The UK General Medical Council has proposed some strategies to help combat burnout and advocate for the wellbeing of their staff through the ‘ABC’ recommendation of ‘Autonomy, Belonging and Competence.’1 These advocate for better control of working hours and conditions, as well as signposting resources to aid staff wellbeing and build a more inclusive workplace. ‘Signposting’ resources, empowering staff through ‘self-efficacy’ to seek help, and regularly ‘surveying’ staff to recognize problems early are to help reinforce the GMC ‘ABC’ recommendations (Figure 1).

Figure 1.

A Call to Review Healthcare Worker’s Wellbeing. Schematic Proposing Approached to Supplement the GMC’s ABC Approach and Uphold the Wellbeing of Healthcare Staff.

Future directions should build on the aforementioned recommendations, whilst listening to healthcare staff when they voice their opinion, which is the first and necessary step to inspire and initiate change.

Primum non nocere’: it is not just for the care of patients, it is a universal law for all, a humbling reminder of the dangers of the extremes, and valuing one life over another. Healthcare staff have a duty to their patients as well as to themselves…

Summary – Accelerating Translation

Healthcare staff always place the patient at the center of all decisions they make to improve their overall health and wellbeing. This priority as well as the demands of the work mean that they do not always take care of themselves. It is important to recognize this and look for solutions to support staff to take care of themselves as well.



Conflict of Interest Statement & Funding

The Authors have no funding, financial relationships or conflicts of interest to disclose.

Author Contributions

The authors declare that there are no potential conflicts of interest and no competing financial interests associated with this study that could have appeared to influence the data reported in this paper


1. West M, Coia D, General Medical Council. Caring for doctors Caring for patients. General Medical Council; 2019 p. 1–81. Available from: https://www.gmc-uk.org/-/media/documents/caring-for-doctors-caring-for-patients_pdf-80706341.pdf

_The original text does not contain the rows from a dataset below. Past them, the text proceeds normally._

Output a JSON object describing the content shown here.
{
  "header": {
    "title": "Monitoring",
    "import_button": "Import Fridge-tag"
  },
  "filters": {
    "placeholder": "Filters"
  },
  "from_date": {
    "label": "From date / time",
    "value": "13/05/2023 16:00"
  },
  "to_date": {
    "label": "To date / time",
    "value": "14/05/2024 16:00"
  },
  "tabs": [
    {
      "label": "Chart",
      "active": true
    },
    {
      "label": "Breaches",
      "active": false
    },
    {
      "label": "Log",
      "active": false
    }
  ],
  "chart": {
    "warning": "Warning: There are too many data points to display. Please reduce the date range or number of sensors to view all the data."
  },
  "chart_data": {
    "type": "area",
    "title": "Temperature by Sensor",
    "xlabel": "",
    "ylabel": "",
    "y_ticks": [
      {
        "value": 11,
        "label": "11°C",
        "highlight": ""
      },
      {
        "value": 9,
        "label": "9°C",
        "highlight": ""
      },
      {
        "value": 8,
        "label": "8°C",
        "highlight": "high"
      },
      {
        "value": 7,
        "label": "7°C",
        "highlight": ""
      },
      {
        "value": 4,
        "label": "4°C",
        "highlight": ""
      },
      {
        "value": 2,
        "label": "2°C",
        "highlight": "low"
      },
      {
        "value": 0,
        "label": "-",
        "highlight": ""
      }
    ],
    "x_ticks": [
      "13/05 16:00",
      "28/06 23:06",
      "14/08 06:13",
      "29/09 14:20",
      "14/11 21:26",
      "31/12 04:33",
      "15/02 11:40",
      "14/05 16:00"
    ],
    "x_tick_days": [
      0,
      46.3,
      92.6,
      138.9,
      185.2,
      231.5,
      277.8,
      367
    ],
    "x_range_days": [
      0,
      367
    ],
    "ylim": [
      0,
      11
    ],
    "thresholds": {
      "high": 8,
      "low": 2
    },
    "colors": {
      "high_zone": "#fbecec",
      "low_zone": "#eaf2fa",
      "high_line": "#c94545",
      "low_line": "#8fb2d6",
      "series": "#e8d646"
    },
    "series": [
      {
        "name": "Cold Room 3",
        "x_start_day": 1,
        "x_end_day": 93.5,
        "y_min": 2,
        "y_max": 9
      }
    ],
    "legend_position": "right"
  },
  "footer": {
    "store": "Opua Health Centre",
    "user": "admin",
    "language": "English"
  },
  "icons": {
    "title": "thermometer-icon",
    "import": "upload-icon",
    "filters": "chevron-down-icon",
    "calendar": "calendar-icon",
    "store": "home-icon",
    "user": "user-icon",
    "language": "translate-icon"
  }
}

2. Kapri P, Gadgile P. The voice of a psychiatry resident doctor during COVID-19 outbreak in Mumbai, India. Int J Med Stud. 2020;8(1):73–4.

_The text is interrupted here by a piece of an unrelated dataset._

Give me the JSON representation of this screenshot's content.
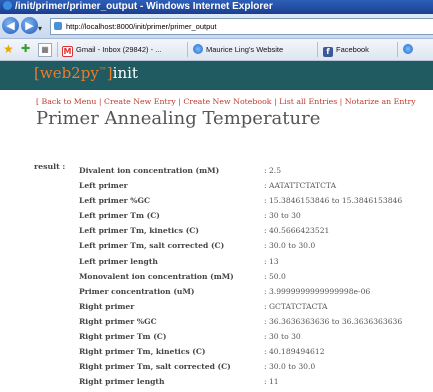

3. Jenkins NA, Grasso DJ. Pandemic-Related Experiences and Psychosocial Risk Associations Among US Medical Students. Int J Med Stud. 2021;9(4):288–93.

4. Ibrahimli A. A Medical Student’s Volunteering Experience During the Second Nagorno-Karabakh War. Int J Med Stud. 2021;9(4):312–3

5. Parsa-Parsi RW. The revised declaration of Geneva: a modern-day physician’s pledge. JAMA. 2017;318(20):1971–2.

Kyriaki-Barbara Papalois, 1 Fifth-year Medical Student. BSc. Bachelor of Medicine, Bachelor of Surgery. Barts & the London School of Medicine & Dentistry, Queen Mary University of London, London, UK

About the Author: Kyriaki-Barbara Papalois has a First class Honours Degree in Biomedical Sciences from Queen Mary University of London and was awarded the Vinson and Draper Prize for Academic Excellence. She is currently in her Final Year studying MBBS Medicine at Barts and the London School of Medicine and Dentistry. She was awarded a Distinction in Year 1 and 2 of medical school.

Correspondence: Kyriaki-Barbara Papalois. Address: Mile End Rd, Bethnal Green, London E1 4NS, United Kingdom. Email: k.papalois@se15.qmul.ac.uk

Editor: Francisco J. Bonilla-Escobar; Student Editors: Marcel Chee & Arkadeep Dhali; Copyeditor: Sohaib Haseeb; Proofreader: Laeeqa Manji; Layout Editor: Ana Maria Morales; Process: Peer-reviewed

Cite as Papalois KB. ‘First, Do No Harm’… A Call to Re-evaluate the Wellbeing of Healthcare Staff. Int J Med Stud. 2022 Oct-Dec;10(4):439-441.

Copyright © 2022 Kyriaki-Barbara Papalois

This work is licensed under a Creative Commons Attribution 4.0 International License.

International Journal of Medical Students, VOLUME 10, NUMBER 4, December 2022